**Aim of the exercise:**
In the copy, include every entry exactly but none of the pictures.

**Raw data:**
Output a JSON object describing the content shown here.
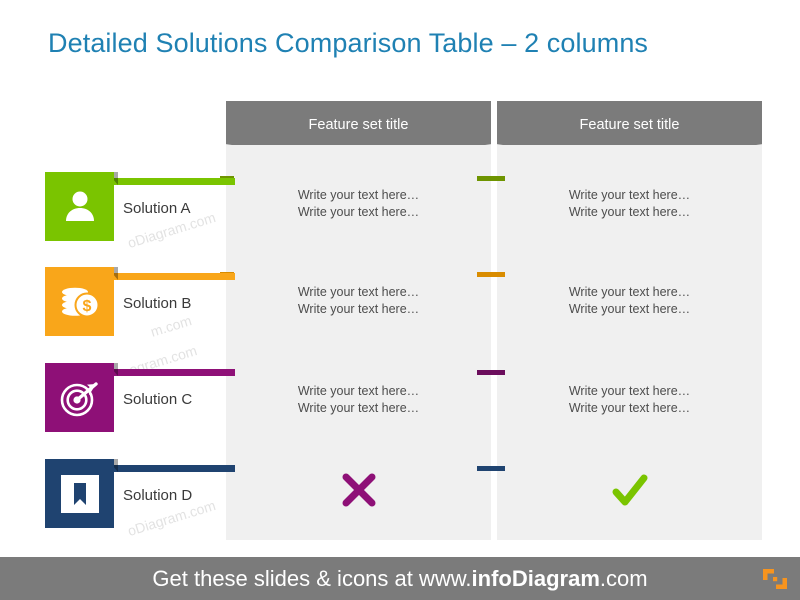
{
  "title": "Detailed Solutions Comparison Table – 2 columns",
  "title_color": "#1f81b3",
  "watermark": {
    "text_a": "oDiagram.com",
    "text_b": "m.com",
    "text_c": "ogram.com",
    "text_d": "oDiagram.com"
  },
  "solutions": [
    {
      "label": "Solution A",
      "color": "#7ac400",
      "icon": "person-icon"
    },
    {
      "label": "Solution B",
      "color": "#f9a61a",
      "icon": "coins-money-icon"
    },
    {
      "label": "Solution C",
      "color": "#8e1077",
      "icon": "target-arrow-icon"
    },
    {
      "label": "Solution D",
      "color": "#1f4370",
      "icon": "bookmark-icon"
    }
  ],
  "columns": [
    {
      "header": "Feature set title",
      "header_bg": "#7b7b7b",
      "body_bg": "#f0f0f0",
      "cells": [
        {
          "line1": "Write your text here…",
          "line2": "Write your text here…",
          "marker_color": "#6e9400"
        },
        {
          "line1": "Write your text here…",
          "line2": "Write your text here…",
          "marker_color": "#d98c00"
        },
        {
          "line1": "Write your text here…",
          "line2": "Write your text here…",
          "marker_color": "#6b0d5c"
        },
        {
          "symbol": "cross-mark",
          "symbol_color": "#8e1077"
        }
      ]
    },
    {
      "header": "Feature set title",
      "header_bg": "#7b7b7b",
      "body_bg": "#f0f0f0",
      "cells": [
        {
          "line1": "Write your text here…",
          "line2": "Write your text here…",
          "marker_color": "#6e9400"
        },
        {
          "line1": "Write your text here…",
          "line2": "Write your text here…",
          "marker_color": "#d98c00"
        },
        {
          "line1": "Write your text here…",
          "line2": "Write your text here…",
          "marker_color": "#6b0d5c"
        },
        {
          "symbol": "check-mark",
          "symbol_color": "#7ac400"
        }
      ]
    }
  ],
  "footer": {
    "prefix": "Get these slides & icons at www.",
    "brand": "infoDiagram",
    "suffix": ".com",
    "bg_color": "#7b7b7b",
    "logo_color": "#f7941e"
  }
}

**Solution for this exercise:**
Output a JSON object describing the content shown here.
{
  "title": "Detailed Solutions Comparison Table – 2 columns",
  "title_color": "#1f81b3",
  "watermark": {
    "text_a": "oDiagram.com",
    "text_b": "m.com",
    "text_c": "ogram.com",
    "text_d": "oDiagram.com"
  },
  "solutions": [
    {
      "label": "Solution A",
      "color": "#7ac400",
      "icon": "person-icon"
    },
    {
      "label": "Solution B",
      "color": "#f9a61a",
      "icon": "coins-money-icon"
    },
    {
      "label": "Solution C",
      "color": "#8e1077",
      "icon": "target-arrow-icon"
    },
    {
      "label": "Solution D",
      "color": "#1f4370",
      "icon": "bookmark-icon"
    }
  ],
  "columns": [
    {
      "header": "Feature set title",
      "header_bg": "#7b7b7b",
      "body_bg": "#f0f0f0",
      "cells": [
        {
          "line1": "Write your text here…",
          "line2": "Write your text here…",
          "marker_color": "#6e9400"
        },
        {
          "line1": "Write your text here…",
          "line2": "Write your text here…",
          "marker_color": "#d98c00"
        },
        {
          "line1": "Write your text here…",
          "line2": "Write your text here…",
          "marker_color": "#6b0d5c"
        },
        {
          "symbol": "cross-mark",
          "symbol_color": "#8e1077"
        }
      ]
    },
    {
      "header": "Feature set title",
      "header_bg": "#7b7b7b",
      "body_bg": "#f0f0f0",
      "cells": [
        {
          "line1": "Write your text here…",
          "line2": "Write your text here…",
          "marker_color": "#6e9400"
        },
        {
          "line1": "Write your text here…",
          "line2": "Write your text here…",
          "marker_color": "#d98c00"
        },
        {
          "line1": "Write your text here…",
          "line2": "Write your text here…",
          "marker_color": "#6b0d5c"
        },
        {
          "symbol": "check-mark",
          "symbol_color": "#7ac400"
        }
      ]
    }
  ],
  "footer": {
    "prefix": "Get these slides & icons at www.",
    "brand": "infoDiagram",
    "suffix": ".com",
    "bg_color": "#7b7b7b",
    "logo_color": "#f7941e"
  }
}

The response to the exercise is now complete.